EXERCISE OBJECTIVE ▸
For each line below, return an exact copy.

SOURCE MATERIAL ▸
* * * *
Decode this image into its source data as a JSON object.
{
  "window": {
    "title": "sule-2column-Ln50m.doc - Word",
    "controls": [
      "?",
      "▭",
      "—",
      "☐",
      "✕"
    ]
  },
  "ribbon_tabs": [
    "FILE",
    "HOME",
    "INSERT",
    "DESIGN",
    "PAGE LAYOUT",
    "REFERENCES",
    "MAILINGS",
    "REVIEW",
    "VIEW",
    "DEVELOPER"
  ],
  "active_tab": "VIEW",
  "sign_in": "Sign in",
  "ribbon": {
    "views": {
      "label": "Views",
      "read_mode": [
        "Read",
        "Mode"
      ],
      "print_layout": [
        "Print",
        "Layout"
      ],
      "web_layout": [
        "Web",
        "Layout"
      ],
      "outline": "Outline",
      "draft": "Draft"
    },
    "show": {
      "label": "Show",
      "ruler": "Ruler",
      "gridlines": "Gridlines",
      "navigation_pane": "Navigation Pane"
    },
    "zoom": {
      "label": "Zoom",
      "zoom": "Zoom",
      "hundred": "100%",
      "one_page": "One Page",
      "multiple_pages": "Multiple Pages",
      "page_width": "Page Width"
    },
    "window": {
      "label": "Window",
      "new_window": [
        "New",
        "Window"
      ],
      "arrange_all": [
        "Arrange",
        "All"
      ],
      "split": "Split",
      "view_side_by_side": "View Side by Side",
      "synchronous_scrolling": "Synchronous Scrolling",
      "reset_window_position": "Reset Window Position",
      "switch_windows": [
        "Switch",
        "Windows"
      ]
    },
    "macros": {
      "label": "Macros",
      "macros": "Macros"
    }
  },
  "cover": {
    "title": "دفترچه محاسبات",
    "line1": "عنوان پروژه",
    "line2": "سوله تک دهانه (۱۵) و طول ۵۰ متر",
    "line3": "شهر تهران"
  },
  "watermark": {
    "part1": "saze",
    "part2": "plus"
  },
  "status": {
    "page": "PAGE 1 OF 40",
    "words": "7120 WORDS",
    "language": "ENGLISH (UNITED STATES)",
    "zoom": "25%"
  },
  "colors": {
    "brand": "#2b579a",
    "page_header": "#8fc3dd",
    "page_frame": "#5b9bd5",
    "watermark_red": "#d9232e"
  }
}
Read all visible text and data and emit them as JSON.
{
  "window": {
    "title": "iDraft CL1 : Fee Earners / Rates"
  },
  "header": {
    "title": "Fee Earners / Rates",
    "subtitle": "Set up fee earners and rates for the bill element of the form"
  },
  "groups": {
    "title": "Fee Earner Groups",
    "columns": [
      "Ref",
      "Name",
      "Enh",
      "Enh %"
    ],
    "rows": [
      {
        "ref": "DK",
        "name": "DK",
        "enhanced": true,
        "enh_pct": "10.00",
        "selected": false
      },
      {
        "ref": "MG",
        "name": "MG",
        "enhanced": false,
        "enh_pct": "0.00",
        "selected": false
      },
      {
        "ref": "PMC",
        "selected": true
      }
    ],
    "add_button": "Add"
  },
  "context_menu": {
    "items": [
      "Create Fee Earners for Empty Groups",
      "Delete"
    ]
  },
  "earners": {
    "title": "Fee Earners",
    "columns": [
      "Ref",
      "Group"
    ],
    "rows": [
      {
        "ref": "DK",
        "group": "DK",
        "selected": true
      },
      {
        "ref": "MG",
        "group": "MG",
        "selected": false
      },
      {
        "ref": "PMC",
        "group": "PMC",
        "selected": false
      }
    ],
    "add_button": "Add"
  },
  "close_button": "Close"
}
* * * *
RESULT FOR THIS EXERCISE ▸
Decode this image into its source data as a JSON object.
{
  "window": {
    "title": "sule-2column-Ln50m.doc - Word",
    "controls": [
      "?",
      "▭",
      "—",
      "☐",
      "✕"
    ]
  },
  "ribbon_tabs": [
    "FILE",
    "HOME",
    "INSERT",
    "DESIGN",
    "PAGE LAYOUT",
    "REFERENCES",
    "MAILINGS",
    "REVIEW",
    "VIEW",
    "DEVELOPER"
  ],
  "active_tab": "VIEW",
  "sign_in": "Sign in",
  "ribbon": {
    "views": {
      "label": "Views",
      "read_mode": [
        "Read",
        "Mode"
      ],
      "print_layout": [
        "Print",
        "Layout"
      ],
      "web_layout": [
        "Web",
        "Layout"
      ],
      "outline": "Outline",
      "draft": "Draft"
    },
    "show": {
      "label": "Show",
      "ruler": "Ruler",
      "gridlines": "Gridlines",
      "navigation_pane": "Navigation Pane"
    },
    "zoom": {
      "label": "Zoom",
      "zoom": "Zoom",
      "hundred": "100%",
      "one_page": "One Page",
      "multiple_pages": "Multiple Pages",
      "page_width": "Page Width"
    },
    "window": {
      "label": "Window",
      "new_window": [
        "New",
        "Window"
      ],
      "arrange_all": [
        "Arrange",
        "All"
      ],
      "split": "Split",
      "view_side_by_side": "View Side by Side",
      "synchronous_scrolling": "Synchronous Scrolling",
      "reset_window_position": "Reset Window Position",
      "switch_windows": [
        "Switch",
        "Windows"
      ]
    },
    "macros": {
      "label": "Macros",
      "macros": "Macros"
    }
  },
  "cover": {
    "title": "دفترچه محاسبات",
    "line1": "عنوان پروژه",
    "line2": "سوله تک دهانه (۱۵) و طول ۵۰ متر",
    "line3": "شهر تهران"
  },
  "watermark": {
    "part1": "saze",
    "part2": "plus"
  },
  "status": {
    "page": "PAGE 1 OF 40",
    "words": "7120 WORDS",
    "language": "ENGLISH (UNITED STATES)",
    "zoom": "25%"
  },
  "colors": {
    "brand": "#2b579a",
    "page_header": "#8fc3dd",
    "page_frame": "#5b9bd5",
    "watermark_red": "#d9232e"
  }
}
Read all visible text and data and emit them as JSON.
{
  "window": {
    "title": "iDraft CL1 : Fee Earners / Rates"
  },
  "header": {
    "title": "Fee Earners / Rates",
    "subtitle": "Set up fee earners and rates for the bill element of the form"
  },
  "groups": {
    "title": "Fee Earner Groups",
    "columns": [
      "Ref",
      "Name",
      "Enh",
      "Enh %"
    ],
    "rows": [
      {
        "ref": "DK",
        "name": "DK",
        "enhanced": true,
        "enh_pct": "10.00",
        "selected": false
      },
      {
        "ref": "MG",
        "name": "MG",
        "enhanced": false,
        "enh_pct": "0.00",
        "selected": false
      },
      {
        "ref": "PMC",
        "selected": true
      }
    ],
    "add_button": "Add"
  },
  "context_menu": {
    "items": [
      "Create Fee Earners for Empty Groups",
      "Delete"
    ]
  },
  "earners": {
    "title": "Fee Earners",
    "columns": [
      "Ref",
      "Group"
    ],
    "rows": [
      {
        "ref": "DK",
        "group": "DK",
        "selected": true
      },
      {
        "ref": "MG",
        "group": "MG",
        "selected": false
      },
      {
        "ref": "PMC",
        "group": "PMC",
        "selected": false
      }
    ],
    "add_button": "Add"
  },
  "close_button": "Close"
}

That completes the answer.